*** Opening of Information given ***

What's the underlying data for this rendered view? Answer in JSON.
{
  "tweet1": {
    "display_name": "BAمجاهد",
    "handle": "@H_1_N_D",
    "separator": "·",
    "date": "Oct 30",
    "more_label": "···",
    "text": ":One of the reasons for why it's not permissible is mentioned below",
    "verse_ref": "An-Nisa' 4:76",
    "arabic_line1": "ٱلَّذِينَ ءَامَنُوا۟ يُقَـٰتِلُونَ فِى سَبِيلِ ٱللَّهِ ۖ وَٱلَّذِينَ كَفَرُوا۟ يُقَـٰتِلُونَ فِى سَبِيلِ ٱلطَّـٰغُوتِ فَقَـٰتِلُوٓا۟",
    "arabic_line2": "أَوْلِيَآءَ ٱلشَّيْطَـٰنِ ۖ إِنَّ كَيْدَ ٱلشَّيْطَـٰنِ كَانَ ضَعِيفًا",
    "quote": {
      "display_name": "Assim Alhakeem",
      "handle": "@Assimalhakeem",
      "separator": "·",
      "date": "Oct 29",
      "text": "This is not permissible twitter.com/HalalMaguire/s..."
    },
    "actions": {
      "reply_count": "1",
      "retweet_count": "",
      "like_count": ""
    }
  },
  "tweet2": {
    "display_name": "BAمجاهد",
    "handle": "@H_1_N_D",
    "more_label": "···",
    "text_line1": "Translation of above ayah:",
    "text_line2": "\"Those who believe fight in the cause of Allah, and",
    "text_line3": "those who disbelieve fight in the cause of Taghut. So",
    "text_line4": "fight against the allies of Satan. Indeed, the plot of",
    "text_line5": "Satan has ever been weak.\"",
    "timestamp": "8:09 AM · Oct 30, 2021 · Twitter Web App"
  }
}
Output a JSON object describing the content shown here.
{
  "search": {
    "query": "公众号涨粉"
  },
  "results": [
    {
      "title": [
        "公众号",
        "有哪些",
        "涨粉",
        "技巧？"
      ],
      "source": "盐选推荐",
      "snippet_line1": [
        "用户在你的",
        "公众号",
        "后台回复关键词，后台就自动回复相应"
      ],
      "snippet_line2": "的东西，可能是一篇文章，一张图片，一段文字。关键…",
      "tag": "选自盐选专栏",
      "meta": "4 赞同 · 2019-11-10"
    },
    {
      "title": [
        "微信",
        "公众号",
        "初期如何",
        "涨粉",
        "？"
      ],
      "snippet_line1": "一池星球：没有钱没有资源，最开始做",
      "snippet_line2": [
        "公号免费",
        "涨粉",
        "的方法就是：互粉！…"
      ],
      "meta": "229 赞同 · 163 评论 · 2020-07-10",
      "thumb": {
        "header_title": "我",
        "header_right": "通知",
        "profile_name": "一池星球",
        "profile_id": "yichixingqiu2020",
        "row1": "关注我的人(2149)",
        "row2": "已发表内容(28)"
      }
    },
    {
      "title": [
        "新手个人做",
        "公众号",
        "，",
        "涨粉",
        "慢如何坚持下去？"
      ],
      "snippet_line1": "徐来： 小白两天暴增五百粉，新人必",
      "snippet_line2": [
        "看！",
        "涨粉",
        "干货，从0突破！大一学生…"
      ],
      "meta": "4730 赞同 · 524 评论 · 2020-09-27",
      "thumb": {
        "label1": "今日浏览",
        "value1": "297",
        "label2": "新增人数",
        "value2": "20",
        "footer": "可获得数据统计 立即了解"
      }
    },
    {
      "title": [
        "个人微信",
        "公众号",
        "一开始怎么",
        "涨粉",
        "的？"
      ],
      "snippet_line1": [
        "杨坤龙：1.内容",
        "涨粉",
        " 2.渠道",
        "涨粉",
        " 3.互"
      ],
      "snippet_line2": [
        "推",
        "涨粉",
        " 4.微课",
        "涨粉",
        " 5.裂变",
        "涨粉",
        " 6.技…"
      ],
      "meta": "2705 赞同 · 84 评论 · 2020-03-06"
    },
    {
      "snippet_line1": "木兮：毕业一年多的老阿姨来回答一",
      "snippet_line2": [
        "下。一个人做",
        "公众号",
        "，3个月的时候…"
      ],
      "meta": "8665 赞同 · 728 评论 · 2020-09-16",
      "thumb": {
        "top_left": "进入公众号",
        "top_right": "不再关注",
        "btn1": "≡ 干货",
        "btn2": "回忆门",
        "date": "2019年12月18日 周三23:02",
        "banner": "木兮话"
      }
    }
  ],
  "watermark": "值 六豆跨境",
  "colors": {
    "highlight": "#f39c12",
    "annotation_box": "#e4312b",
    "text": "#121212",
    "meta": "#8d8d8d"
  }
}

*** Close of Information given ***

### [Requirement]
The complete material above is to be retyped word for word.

### [Finished task]
What's the underlying data for this rendered view? Answer in JSON.
{
  "tweet1": {
    "display_name": "BAمجاهد",
    "handle": "@H_1_N_D",
    "separator": "·",
    "date": "Oct 30",
    "more_label": "···",
    "text": ":One of the reasons for why it's not permissible is mentioned below",
    "verse_ref": "An-Nisa' 4:76",
    "arabic_line1": "ٱلَّذِينَ ءَامَنُوا۟ يُقَـٰتِلُونَ فِى سَبِيلِ ٱللَّهِ ۖ وَٱلَّذِينَ كَفَرُوا۟ يُقَـٰتِلُونَ فِى سَبِيلِ ٱلطَّـٰغُوتِ فَقَـٰتِلُوٓا۟",
    "arabic_line2": "أَوْلِيَآءَ ٱلشَّيْطَـٰنِ ۖ إِنَّ كَيْدَ ٱلشَّيْطَـٰنِ كَانَ ضَعِيفًا",
    "quote": {
      "display_name": "Assim Alhakeem",
      "handle": "@Assimalhakeem",
      "separator": "·",
      "date": "Oct 29",
      "text": "This is not permissible twitter.com/HalalMaguire/s..."
    },
    "actions": {
      "reply_count": "1",
      "retweet_count": "",
      "like_count": ""
    }
  },
  "tweet2": {
    "display_name": "BAمجاهد",
    "handle": "@H_1_N_D",
    "more_label": "···",
    "text_line1": "Translation of above ayah:",
    "text_line2": "\"Those who believe fight in the cause of Allah, and",
    "text_line3": "those who disbelieve fight in the cause of Taghut. So",
    "text_line4": "fight against the allies of Satan. Indeed, the plot of",
    "text_line5": "Satan has ever been weak.\"",
    "timestamp": "8:09 AM · Oct 30, 2021 · Twitter Web App"
  }
}
Output a JSON object describing the content shown here.
{
  "search": {
    "query": "公众号涨粉"
  },
  "results": [
    {
      "title": [
        "公众号",
        "有哪些",
        "涨粉",
        "技巧？"
      ],
      "source": "盐选推荐",
      "snippet_line1": [
        "用户在你的",
        "公众号",
        "后台回复关键词，后台就自动回复相应"
      ],
      "snippet_line2": "的东西，可能是一篇文章，一张图片，一段文字。关键…",
      "tag": "选自盐选专栏",
      "meta": "4 赞同 · 2019-11-10"
    },
    {
      "title": [
        "微信",
        "公众号",
        "初期如何",
        "涨粉",
        "？"
      ],
      "snippet_line1": "一池星球：没有钱没有资源，最开始做",
      "snippet_line2": [
        "公号免费",
        "涨粉",
        "的方法就是：互粉！…"
      ],
      "meta": "229 赞同 · 163 评论 · 2020-07-10",
      "thumb": {
        "header_title": "我",
        "header_right": "通知",
        "profile_name": "一池星球",
        "profile_id": "yichixingqiu2020",
        "row1": "关注我的人(2149)",
        "row2": "已发表内容(28)"
      }
    },
    {
      "title": [
        "新手个人做",
        "公众号",
        "，",
        "涨粉",
        "慢如何坚持下去？"
      ],
      "snippet_line1": "徐来： 小白两天暴增五百粉，新人必",
      "snippet_line2": [
        "看！",
        "涨粉",
        "干货，从0突破！大一学生…"
      ],
      "meta": "4730 赞同 · 524 评论 · 2020-09-27",
      "thumb": {
        "label1": "今日浏览",
        "value1": "297",
        "label2": "新增人数",
        "value2": "20",
        "footer": "可获得数据统计 立即了解"
      }
    },
    {
      "title": [
        "个人微信",
        "公众号",
        "一开始怎么",
        "涨粉",
        "的？"
      ],
      "snippet_line1": [
        "杨坤龙：1.内容",
        "涨粉",
        " 2.渠道",
        "涨粉",
        " 3.互"
      ],
      "snippet_line2": [
        "推",
        "涨粉",
        " 4.微课",
        "涨粉",
        " 5.裂变",
        "涨粉",
        " 6.技…"
      ],
      "meta": "2705 赞同 · 84 评论 · 2020-03-06"
    },
    {
      "snippet_line1": "木兮：毕业一年多的老阿姨来回答一",
      "snippet_line2": [
        "下。一个人做",
        "公众号",
        "，3个月的时候…"
      ],
      "meta": "8665 赞同 · 728 评论 · 2020-09-16",
      "thumb": {
        "top_left": "进入公众号",
        "top_right": "不再关注",
        "btn1": "≡ 干货",
        "btn2": "回忆门",
        "date": "2019年12月18日 周三23:02",
        "banner": "木兮话"
      }
    }
  ],
  "watermark": "值 六豆跨境",
  "colors": {
    "highlight": "#f39c12",
    "annotation_box": "#e4312b",
    "text": "#121212",
    "meta": "#8d8d8d"
  }
}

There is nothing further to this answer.